The Jackson Foundation and the extended Jackson family recently lost its founder and rock with the passing of Bill Van Ness. Bill served as the Foundation’s President of the Board for 20 years. But Bill made his mark upon this world in many ways. As a devoted family man, Bill and Pat, his wife of 58 years, had four children, who invariably could be found visiting him at his cabin on the Olympic Peninsula along with their broods of kids. And he founded a successful law firm, Van Ness Feldman, which continues on two coasts doing important, policy-relevant law.
I always found the scene a bit incongruous when I visited Bill at his beach cabin – the brilliant lawyer, one of the sharpest legal minds, the staffer who worked with Senator Jackson to draft the ground-breaking National Environmental Policy Act – in his work overalls, bossing around the grandchildren as they dug for clams or dragged their little wooden boat across the grass. In that setting, Bill was relaxed, focused on being a good host, getting his guests a beer or a coke, showing off his freshly varnished teak tables, offering clams or salmon fresh from Puget Sound.

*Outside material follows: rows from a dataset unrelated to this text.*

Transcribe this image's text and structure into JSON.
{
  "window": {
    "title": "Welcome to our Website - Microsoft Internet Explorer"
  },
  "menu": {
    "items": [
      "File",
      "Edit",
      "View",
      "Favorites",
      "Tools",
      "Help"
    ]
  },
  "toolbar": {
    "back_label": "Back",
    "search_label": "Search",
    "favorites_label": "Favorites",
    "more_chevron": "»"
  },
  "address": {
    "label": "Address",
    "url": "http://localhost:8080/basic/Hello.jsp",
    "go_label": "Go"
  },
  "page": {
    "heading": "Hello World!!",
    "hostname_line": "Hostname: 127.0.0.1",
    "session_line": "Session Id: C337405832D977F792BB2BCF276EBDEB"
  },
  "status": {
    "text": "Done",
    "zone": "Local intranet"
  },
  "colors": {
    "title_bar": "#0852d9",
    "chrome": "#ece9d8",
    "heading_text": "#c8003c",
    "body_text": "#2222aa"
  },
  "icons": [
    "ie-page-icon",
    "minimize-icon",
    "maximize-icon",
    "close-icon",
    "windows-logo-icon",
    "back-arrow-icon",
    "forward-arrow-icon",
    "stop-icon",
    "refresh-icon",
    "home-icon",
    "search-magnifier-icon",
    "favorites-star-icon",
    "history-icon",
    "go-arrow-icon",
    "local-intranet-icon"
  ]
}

But that was Bill –a country boy, who grew up in Montana and Washington State and raised himself into a professional career by his bootstraps and with a mind like a steel trap. University of Washington Law School led him to work for Senator Jackson, a partnership that lasted Jackson’s life time, even after Bill left to found his own law firm with his close colleague, Howard Feldman.
I came to know Bill as my boss and mentor and as a father figure. Bill was tough –schooled before the days of giving prizes and praise no matter what you did – but if you performed, you knew it. One “you did good” from him meant the world. He could be gruff but you knew he had heart – he couldn’t hide it.
Bill taught me how to write and edit (if only from reading his scrawled notes in the margin), how to anticipate questions from readers and audiences (“never ask a question you don’t know the answer to”), how to provide sufficient background to set the stage for an argument (preferably a fat briefing book of memos and research), how to be political and ensure that you had your ducks in a row before a big, important meeting. He also taught me by example about integrity. Rigorous in everything he did, he never cut corners. It was a key lesson.
Because he was dedicated to Scoop Jackson and all that he stood for, Bill couched much of his world view in Jackson’s values: “good judgment” was the ultimate compliment he could pay you. He valued balanced reporting, scholarship, and loyalty. He was a big picture thinker – one of his law partners once said that Bill might have ten ideas at once and one of them would be brilliant – yet he sweated the details too.
Bill dedicated himself to the Jackson Foundation in ways large and small, taking on the role of president as more of a day-to-day task, calling me 5-6 times a day with an idea, an edit, or to tell me to fax him something. He loved that fax machine. As the ultimate staffer, he taught me how to staff. I could imagine how well he had staffed Senator Jackson in the way that he modeled being prepared, being thorough, vetting everything, thinking ahead. After Jackson’s death he staffed Helen Jackson, Scoop’s widow, by conceiving of and creating the Jackson Foundation to carry on Scoop’s work as well as we could. The man behind the scenes, Bill wanted the Foundation to succeed and happily gave the credit to others for those successes.
We will miss Bill, for his contributions to the Jackson Foundation and to the Jackson legacy. And we will miss his close attention to what matters most in life: family, loyalty, friends, colleagues, and good values.
You did good, Bill.
Lara Iglitzin, Executive Director